[MATERIAL TO PROCESS — start]

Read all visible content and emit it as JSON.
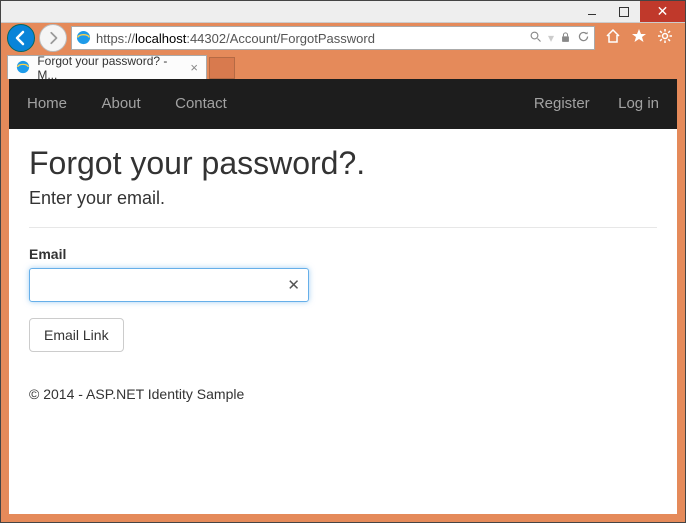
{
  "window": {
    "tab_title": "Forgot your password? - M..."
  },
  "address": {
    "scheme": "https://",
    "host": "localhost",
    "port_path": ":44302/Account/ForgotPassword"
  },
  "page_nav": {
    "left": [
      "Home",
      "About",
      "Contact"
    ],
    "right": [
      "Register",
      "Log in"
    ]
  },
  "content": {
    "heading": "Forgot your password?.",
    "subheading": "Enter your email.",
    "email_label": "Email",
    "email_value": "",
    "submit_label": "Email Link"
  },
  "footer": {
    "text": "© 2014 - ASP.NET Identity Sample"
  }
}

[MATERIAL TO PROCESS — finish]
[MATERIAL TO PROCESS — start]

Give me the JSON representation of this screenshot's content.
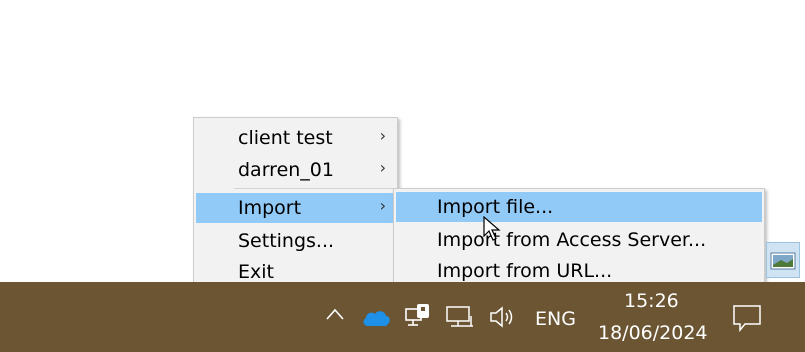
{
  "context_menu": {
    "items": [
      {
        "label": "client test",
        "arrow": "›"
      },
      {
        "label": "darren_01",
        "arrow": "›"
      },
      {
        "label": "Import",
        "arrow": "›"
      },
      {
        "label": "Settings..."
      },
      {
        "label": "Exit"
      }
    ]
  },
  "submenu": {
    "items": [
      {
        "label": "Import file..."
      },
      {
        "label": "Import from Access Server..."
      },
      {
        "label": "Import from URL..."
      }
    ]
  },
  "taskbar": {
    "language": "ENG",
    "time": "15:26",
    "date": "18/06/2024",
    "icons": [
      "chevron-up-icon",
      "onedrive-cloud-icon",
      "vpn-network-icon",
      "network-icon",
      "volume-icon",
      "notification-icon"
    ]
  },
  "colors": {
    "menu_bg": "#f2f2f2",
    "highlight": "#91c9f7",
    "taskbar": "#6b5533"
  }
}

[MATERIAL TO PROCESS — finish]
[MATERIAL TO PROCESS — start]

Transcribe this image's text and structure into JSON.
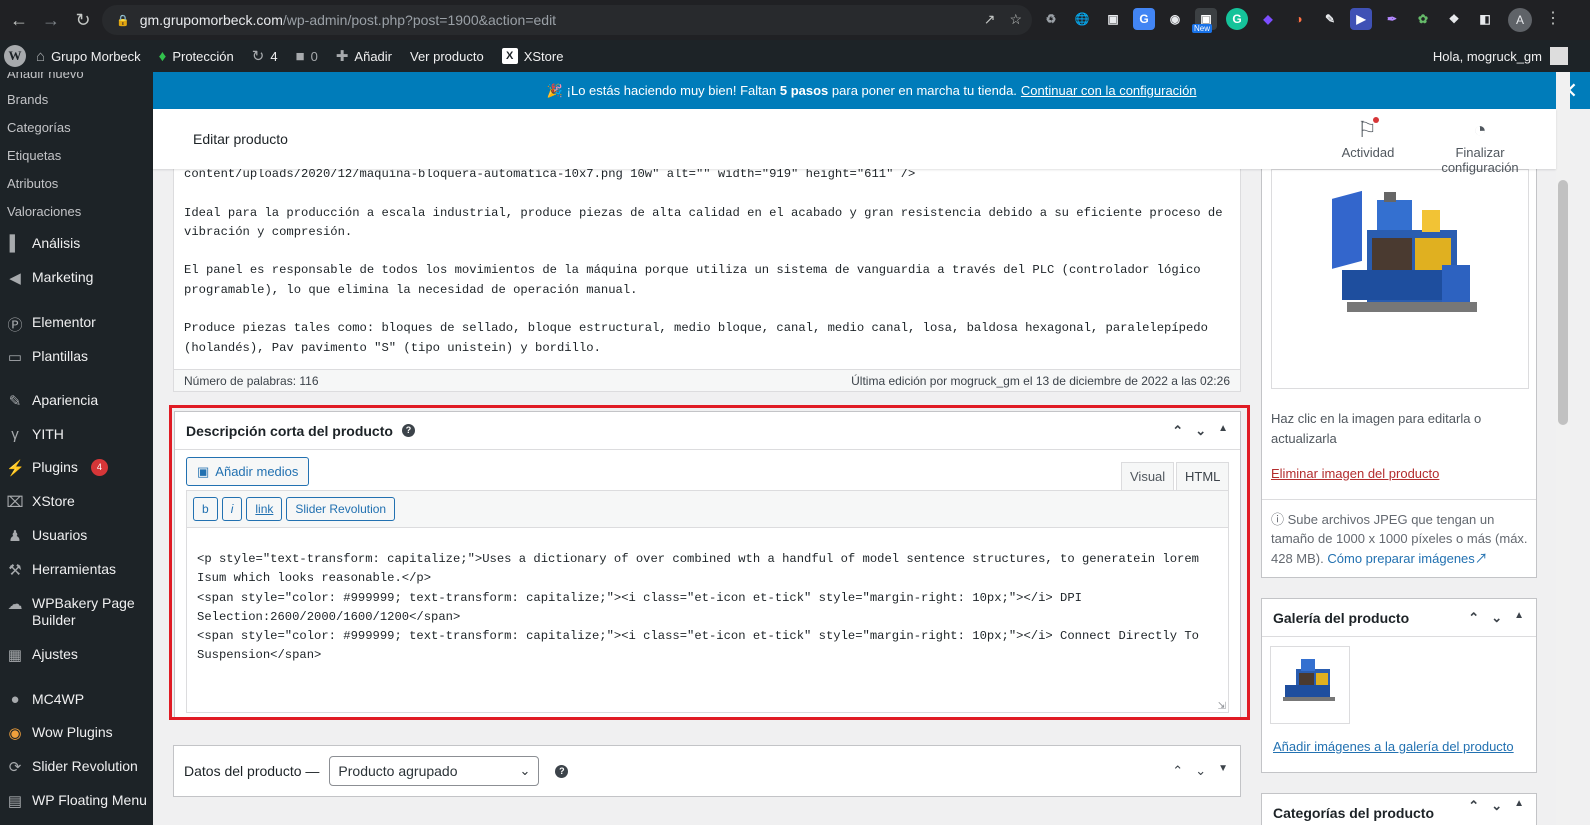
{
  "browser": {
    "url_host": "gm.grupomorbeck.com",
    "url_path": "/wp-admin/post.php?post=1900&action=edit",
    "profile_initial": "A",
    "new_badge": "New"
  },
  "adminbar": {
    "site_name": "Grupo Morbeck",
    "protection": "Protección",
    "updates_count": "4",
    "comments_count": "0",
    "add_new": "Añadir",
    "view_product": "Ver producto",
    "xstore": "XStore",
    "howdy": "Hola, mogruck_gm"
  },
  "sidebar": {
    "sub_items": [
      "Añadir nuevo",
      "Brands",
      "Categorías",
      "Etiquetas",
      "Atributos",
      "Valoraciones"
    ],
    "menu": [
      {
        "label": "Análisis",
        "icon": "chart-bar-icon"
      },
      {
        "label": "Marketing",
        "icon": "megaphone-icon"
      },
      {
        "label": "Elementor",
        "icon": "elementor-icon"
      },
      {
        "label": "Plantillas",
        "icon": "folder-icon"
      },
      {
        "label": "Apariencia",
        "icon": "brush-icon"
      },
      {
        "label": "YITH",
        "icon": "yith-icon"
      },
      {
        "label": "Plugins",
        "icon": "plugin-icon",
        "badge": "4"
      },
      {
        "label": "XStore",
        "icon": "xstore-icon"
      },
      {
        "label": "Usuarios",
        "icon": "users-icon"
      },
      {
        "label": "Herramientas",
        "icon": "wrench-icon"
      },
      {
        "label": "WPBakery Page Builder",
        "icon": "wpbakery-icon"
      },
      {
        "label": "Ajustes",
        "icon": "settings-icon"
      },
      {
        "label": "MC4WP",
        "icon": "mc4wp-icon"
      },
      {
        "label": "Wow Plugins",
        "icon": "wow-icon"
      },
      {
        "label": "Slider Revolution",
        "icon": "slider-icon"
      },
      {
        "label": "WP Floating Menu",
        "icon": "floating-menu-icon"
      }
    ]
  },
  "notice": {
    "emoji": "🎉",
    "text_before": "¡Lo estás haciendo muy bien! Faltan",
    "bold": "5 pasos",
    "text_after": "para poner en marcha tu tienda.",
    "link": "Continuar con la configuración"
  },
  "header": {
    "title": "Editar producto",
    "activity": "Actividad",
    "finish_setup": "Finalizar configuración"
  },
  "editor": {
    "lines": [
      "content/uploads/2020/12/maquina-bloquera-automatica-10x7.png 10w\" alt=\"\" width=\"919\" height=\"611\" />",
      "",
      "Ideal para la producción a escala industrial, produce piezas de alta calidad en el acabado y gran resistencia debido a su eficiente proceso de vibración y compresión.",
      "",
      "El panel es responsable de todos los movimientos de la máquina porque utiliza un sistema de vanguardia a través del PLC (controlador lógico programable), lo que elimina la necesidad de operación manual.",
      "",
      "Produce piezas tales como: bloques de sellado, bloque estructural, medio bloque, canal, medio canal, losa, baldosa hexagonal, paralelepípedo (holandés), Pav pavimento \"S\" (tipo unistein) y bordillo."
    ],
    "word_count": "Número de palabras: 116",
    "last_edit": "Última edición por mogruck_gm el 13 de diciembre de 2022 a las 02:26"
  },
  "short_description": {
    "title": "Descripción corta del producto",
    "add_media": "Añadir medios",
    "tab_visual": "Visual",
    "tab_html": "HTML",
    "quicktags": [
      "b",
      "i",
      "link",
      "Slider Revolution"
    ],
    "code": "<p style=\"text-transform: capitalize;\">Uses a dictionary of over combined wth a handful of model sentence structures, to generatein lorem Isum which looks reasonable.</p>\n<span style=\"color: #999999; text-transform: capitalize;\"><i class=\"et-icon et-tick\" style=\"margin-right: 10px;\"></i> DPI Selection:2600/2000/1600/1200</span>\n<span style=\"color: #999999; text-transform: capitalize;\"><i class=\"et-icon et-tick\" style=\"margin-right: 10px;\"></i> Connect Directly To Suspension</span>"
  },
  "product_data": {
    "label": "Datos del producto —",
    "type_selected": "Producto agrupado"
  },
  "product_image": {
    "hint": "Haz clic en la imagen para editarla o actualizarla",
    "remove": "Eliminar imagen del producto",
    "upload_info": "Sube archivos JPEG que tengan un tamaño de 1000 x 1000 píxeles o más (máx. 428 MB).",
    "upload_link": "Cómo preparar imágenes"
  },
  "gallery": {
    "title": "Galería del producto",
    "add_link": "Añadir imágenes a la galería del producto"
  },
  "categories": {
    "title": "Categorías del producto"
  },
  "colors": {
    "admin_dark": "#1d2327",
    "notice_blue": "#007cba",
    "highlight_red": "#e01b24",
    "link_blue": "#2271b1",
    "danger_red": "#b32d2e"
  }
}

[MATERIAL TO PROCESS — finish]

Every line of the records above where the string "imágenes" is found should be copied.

    "upload_link": "Cómo preparar imágenes"
    "add_link": "Añadir imágenes a la galería del producto"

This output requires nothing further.